Find out the type of clientele that the stylist typically works with. A great personal stylist can honestly style anyone but they will also have a specific niche where they really excel. Me for example, I work mainly with creative professional women in their 30s who are smart, funny, and talented. Some stylists work with teenagers, some with older wealthy women. Find out if you fit your stylists mold and if you don’t, ask yourself if you are still comfortable working with that stylist (a lot of times the answer is yes).

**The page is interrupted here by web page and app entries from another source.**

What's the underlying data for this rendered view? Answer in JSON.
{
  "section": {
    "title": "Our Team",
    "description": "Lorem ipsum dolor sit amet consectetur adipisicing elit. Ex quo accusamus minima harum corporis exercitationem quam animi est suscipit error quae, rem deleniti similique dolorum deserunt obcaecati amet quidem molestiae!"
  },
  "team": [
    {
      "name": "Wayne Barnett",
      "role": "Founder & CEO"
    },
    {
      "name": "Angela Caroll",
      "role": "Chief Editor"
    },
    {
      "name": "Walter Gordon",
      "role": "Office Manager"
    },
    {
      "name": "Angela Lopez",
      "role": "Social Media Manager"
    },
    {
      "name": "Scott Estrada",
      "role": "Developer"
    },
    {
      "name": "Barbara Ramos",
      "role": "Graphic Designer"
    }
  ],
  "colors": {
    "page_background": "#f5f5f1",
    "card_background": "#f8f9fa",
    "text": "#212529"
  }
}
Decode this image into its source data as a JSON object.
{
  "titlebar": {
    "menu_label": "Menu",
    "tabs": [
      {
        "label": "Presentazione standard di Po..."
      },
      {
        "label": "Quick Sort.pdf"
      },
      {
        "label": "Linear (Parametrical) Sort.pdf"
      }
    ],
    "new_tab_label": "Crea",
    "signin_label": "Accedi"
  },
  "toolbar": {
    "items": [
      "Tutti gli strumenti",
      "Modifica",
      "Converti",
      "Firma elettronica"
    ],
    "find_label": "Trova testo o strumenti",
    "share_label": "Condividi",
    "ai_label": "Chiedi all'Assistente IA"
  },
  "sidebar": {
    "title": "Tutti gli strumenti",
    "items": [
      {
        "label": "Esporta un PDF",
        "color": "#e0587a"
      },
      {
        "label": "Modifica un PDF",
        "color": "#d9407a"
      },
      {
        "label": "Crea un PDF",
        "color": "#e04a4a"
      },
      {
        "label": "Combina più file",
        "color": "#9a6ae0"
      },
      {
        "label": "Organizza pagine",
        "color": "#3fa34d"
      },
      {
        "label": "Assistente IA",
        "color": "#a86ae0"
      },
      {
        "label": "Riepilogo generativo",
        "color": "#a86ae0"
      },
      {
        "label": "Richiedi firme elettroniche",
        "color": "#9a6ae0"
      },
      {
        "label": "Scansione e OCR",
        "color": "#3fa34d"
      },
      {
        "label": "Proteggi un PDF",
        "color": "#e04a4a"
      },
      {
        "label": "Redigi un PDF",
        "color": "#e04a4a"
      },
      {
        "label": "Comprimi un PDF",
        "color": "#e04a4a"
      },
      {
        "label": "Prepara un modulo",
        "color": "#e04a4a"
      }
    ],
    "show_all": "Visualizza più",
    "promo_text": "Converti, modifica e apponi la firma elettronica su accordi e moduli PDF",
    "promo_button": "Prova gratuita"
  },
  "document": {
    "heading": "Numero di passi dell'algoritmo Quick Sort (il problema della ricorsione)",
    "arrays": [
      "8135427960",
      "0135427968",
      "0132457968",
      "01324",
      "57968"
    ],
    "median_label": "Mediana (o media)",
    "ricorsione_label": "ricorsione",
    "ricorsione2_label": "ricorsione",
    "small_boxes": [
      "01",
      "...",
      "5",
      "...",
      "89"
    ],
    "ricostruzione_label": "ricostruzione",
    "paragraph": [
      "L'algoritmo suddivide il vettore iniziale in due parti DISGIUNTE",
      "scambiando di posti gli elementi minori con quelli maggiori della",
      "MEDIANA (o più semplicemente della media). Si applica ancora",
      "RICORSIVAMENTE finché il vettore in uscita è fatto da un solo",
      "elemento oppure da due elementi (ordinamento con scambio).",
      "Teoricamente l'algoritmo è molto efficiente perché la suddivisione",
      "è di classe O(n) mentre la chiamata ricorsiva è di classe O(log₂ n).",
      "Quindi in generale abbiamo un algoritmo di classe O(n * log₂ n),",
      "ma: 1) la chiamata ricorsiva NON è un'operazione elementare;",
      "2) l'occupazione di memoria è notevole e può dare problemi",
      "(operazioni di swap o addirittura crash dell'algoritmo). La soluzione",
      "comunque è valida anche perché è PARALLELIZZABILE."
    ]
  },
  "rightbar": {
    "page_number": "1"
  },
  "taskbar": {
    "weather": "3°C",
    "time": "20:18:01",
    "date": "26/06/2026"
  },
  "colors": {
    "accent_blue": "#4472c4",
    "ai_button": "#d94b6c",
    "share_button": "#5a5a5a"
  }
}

Different stylists offer different services. Some like to shop with their clients, some without. There are stylists who are all about getting rid of your old clothes and replacing them with new and others will re-style looks using the existing pieces in your closet. Get a menu of services they provide and if you don’t see what you like ask them if they do custom packages. Again, it has to be a fit. Don’t settle because it will effect your experience.
Stylists typically charge in two ways, through custom packages or by the hour (sometimes both ways). Get a clear picture on what they charge before proceeding. You can expect an experienced stylist to charge anywhere from $100-$500 per hour. It may seem like a lot but the work that goes into crafting your look is no easy task. If your stylist does charge by the hour, get an estimate on how much the entire project will cost.
Styling packages are the way that I roll because I don’t want my clients watching the clock (and their checkbook). Ask your potential stylist what is included in the package and how much they charge if you go beyond what is outlined in your contract.
This might be the most important question to ask: what is your styling philosophy? Sounds corny but, to me, its the most important part. Why does your stylist do what she goes? If it’s because “she loves to shop” it might be time to move on to the next prospect. Don’t get me wrong, I love to shop but the reason I style is because I genuinely believe that clothing gives people power. Women (and men) should be able to kick ass in life and their clothing is one of many tools in their tool kit to get them there. I love working with smart and powerful women (and the occasional dude too) because they motivate and inspire me through what they do and I hope to do the same for them through what I do.